Collected data:
---

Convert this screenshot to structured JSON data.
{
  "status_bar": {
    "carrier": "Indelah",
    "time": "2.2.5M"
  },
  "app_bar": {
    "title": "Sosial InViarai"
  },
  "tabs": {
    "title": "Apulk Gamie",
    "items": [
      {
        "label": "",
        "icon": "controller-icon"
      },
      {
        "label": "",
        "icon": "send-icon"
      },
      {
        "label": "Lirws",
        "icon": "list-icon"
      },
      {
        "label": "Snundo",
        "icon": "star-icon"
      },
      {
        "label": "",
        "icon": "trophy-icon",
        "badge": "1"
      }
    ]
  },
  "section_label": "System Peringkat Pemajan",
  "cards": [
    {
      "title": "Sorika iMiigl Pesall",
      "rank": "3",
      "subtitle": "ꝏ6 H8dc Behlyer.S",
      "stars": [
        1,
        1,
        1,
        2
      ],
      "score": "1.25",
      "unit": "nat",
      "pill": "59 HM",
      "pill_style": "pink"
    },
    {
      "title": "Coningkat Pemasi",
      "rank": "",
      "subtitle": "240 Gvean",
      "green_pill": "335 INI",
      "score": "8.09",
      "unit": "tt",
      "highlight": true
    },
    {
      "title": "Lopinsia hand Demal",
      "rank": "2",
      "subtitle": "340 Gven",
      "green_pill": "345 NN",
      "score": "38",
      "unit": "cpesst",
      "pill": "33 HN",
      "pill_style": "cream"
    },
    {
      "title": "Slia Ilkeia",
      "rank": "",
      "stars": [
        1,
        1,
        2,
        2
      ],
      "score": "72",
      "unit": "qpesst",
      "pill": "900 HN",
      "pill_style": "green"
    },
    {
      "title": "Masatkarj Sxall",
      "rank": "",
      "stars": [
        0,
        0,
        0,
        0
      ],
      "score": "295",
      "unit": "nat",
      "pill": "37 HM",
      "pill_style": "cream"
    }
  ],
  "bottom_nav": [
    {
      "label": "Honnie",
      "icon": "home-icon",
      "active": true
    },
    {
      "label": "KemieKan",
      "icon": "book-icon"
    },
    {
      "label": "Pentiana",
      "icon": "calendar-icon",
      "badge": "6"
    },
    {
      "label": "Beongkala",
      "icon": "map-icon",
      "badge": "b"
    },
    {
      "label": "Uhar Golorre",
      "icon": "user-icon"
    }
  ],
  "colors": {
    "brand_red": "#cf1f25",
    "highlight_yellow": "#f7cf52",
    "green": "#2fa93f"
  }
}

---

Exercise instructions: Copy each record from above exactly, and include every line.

Output for this task:
Convert this screenshot to structured JSON data.
{
  "status_bar": {
    "carrier": "Indelah",
    "time": "2.2.5M"
  },
  "app_bar": {
    "title": "Sosial InViarai"
  },
  "tabs": {
    "title": "Apulk Gamie",
    "items": [
      {
        "label": "",
        "icon": "controller-icon"
      },
      {
        "label": "",
        "icon": "send-icon"
      },
      {
        "label": "Lirws",
        "icon": "list-icon"
      },
      {
        "label": "Snundo",
        "icon": "star-icon"
      },
      {
        "label": "",
        "icon": "trophy-icon",
        "badge": "1"
      }
    ]
  },
  "section_label": "System Peringkat Pemajan",
  "cards": [
    {
      "title": "Sorika iMiigl Pesall",
      "rank": "3",
      "subtitle": "ꝏ6 H8dc Behlyer.S",
      "stars": [
        1,
        1,
        1,
        2
      ],
      "score": "1.25",
      "unit": "nat",
      "pill": "59 HM",
      "pill_style": "pink"
    },
    {
      "title": "Coningkat Pemasi",
      "rank": "",
      "subtitle": "240 Gvean",
      "green_pill": "335 INI",
      "score": "8.09",
      "unit": "tt",
      "highlight": true
    },
    {
      "title": "Lopinsia hand Demal",
      "rank": "2",
      "subtitle": "340 Gven",
      "green_pill": "345 NN",
      "score": "38",
      "unit": "cpesst",
      "pill": "33 HN",
      "pill_style": "cream"
    },
    {
      "title": "Slia Ilkeia",
      "rank": "",
      "stars": [
        1,
        1,
        2,
        2
      ],
      "score": "72",
      "unit": "qpesst",
      "pill": "900 HN",
      "pill_style": "green"
    },
    {
      "title": "Masatkarj Sxall",
      "rank": "",
      "stars": [
        0,
        0,
        0,
        0
      ],
      "score": "295",
      "unit": "nat",
      "pill": "37 HM",
      "pill_style": "cream"
    }
  ],
  "bottom_nav": [
    {
      "label": "Honnie",
      "icon": "home-icon",
      "active": true
    },
    {
      "label": "KemieKan",
      "icon": "book-icon"
    },
    {
      "label": "Pentiana",
      "icon": "calendar-icon",
      "badge": "6"
    },
    {
      "label": "Beongkala",
      "icon": "map-icon",
      "badge": "b"
    },
    {
      "label": "Uhar Golorre",
      "icon": "user-icon"
    }
  ],
  "colors": {
    "brand_red": "#cf1f25",
    "highlight_yellow": "#f7cf52",
    "green": "#2fa93f"
  }
}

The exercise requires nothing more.